Paper bags just seem more compatible with the climate, don’t they? They don’t have that slippery gasoline-like plastic bags; they have a bright Kraft tone; they’re convenient to fold up and stack in the closet later (in anticipation of not being destroyed this time).
But research, like this report, makes it clear that plastic really doesn’t have much to do with plastic. In fact:
- It doesn’t separate any faster than plastic in landfills. That’s because while paper separates much faster under ideal conditions, landfills are not ideal conditions. The lack of light, air, and oxygen mean that essentially nothing decomposes, so paper and plastic inevitably expend the same amount of energy there.
- Paper bags are larger than plastic bags, which means they take up more space in landfills. They are recycled at a higher rate, which mitigates this fact, but means they actually impact landfills.
- It takes four times the amount of energy to make a paper bag compared to plastic, and the unrefined materials must come from trees, a characteristic commodity that is carbon sequestering in any case. The production of paper bags not only creates additional waste in the world but also kills probably our most important means of pollution control.

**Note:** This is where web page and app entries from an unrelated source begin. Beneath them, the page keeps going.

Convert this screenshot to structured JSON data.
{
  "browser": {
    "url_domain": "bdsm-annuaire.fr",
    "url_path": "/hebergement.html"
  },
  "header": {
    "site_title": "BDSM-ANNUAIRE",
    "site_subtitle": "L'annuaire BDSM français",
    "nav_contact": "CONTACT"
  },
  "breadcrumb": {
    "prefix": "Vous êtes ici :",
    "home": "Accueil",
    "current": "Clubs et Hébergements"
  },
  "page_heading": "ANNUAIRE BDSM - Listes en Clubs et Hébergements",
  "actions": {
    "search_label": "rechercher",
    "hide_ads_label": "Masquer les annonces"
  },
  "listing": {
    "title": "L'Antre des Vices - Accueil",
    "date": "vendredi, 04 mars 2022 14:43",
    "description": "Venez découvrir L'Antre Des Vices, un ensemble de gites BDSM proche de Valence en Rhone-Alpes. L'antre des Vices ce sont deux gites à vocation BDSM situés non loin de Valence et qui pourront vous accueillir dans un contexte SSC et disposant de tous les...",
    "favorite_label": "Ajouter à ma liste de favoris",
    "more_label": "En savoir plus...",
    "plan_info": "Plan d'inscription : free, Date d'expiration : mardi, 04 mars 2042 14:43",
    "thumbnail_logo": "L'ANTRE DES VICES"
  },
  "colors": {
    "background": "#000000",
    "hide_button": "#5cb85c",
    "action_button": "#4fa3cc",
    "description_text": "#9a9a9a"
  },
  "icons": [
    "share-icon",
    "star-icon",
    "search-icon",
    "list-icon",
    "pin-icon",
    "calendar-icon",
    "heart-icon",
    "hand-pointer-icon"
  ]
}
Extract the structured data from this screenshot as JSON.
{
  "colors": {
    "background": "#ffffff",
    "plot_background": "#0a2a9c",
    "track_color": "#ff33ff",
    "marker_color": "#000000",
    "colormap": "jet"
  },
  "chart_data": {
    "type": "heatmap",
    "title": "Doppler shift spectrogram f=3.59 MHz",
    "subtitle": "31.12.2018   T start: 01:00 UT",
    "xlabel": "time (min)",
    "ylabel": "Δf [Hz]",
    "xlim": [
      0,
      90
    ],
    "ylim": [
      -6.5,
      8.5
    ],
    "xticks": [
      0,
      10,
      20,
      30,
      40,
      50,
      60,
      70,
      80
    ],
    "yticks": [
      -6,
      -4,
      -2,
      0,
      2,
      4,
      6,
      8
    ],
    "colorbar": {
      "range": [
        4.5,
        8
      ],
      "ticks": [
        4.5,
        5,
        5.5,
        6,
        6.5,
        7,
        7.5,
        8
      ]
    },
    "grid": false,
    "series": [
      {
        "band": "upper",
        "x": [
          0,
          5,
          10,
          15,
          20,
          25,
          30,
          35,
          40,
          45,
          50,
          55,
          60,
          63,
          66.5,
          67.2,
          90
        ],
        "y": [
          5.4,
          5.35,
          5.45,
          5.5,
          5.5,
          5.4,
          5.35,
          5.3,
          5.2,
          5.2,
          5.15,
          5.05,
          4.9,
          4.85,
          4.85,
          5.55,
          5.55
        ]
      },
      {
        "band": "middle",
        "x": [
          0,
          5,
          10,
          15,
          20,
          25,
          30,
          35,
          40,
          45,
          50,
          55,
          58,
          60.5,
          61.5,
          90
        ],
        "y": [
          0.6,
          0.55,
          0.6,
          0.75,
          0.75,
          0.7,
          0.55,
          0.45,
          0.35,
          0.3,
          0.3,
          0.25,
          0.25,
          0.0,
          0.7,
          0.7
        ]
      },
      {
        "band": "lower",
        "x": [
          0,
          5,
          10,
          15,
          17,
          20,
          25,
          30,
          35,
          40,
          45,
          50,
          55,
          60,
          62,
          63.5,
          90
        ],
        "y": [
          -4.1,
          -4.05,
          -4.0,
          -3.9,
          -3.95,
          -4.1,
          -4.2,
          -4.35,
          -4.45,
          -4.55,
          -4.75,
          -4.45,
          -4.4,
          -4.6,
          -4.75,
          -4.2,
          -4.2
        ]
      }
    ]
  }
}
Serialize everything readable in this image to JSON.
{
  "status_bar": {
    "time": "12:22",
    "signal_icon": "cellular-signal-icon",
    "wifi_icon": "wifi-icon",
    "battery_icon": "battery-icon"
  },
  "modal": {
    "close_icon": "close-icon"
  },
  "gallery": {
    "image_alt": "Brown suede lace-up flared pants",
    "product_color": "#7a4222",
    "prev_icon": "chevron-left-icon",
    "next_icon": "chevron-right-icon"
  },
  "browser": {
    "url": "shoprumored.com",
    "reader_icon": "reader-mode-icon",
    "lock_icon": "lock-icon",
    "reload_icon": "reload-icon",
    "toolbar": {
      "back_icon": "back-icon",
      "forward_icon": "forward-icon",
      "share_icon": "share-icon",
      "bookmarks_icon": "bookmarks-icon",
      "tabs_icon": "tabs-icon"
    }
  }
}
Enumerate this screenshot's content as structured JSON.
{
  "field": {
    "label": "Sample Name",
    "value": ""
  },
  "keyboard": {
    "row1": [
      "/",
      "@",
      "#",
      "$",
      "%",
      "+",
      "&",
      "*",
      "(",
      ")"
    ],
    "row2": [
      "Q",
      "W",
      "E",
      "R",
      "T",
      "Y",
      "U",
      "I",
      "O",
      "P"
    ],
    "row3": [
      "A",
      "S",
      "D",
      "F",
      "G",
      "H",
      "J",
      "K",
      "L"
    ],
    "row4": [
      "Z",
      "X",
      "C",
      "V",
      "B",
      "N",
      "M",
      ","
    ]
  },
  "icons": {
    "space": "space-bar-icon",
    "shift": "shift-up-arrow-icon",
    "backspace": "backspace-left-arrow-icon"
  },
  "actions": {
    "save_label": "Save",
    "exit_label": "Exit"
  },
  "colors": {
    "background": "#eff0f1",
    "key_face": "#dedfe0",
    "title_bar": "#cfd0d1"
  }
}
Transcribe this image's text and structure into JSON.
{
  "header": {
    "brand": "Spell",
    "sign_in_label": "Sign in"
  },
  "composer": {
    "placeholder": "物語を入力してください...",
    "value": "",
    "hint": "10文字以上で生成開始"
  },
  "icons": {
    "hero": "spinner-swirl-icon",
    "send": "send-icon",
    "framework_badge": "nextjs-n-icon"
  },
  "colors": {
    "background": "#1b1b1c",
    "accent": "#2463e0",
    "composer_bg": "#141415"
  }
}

- Paper bags produce 70 times more air toxins than plastic.
- They produce many times more water toxins than plastic.
- It takes 91% less energy to reuse a plastic bag than a paper bag.
- Paper bags are particularly thick, so transporting them costs more fuel per bag.
Below are a few more reasons to argue against the cheerful, eco-friendly facade of paper packaging.
Even More Disposable?
While plastic is undoubtedly not a piece of cherry pie, it does have something that paper does not: relative strength. Paper actually self-destructs without any problem. You only have to put a container of milk in a paper package and experience the phenomenon of the bottom falling out to realize that paper bags are not a panacea.
It makes the paper more expendable than plastic here and there. And considering that plastic can be washed when it gets icky, paper is finished when food or oil gets into its fibers. In that case, you can’t reuse it. Considering that “Its recyclable!” is regularly cited as the main argument for paper, this is truly terrible information.
If you decide to use paper, try to keep it from getting wet and don’t stuff it. This way, it won’t tear, and ideally, you’ll be able to utilize it once more. In any case, if you can, but paper only one use or three-faced. Reusable staple bags, on the other hand, will last a long time and can be used for hundreds or even a great many uses.
A time-consuming recycling process
One thing that paper packaging is reliably praised for is its high reuse rate. Since most regions accept paper packaging at the roadside, it is simple to ignore paper bags when they are picked up by the recycling vehicle. Be that as it may, the paper doesn’t leave your control and go straight to the store as shiny new paper. Far from it.
Allow us to summarize: Paper is first collected, sorted by machine and by hand, further sorted to weed out all non-paper items, washed, mucked, disinfected, cast, straightened, dried, dyed or bleached, cut, bundled, and transported into the world. At every turn, gigantic machines and concentrated energy are at work, relying on petroleum products. Regardless of whether the results are acceptable, we have saved a paper bag from the landfill and, quite incidentally, put an immense number of synthetic substances into the world’s air and water.
If you’ve been relying heavily on the mental comfort that reusing paper bags provides, think again. It’s a chance to stop accepting paper packaging as good and opt for a better solution.
The better option with beautiful branding
Reusable packaging is clearly superior to paper bags. In fact, you can make the case that each bag depends on manufacturing processes that consume global resources and pollute the climate with synthetic materials and waste. No one disputes that. However, this is true for everyone who manufactures anything, and therefore we must not let this reality hurt us. In addition, people will always need bags to transport their food, pack for trips, or bring big-hearted gifts to the nearest landfill.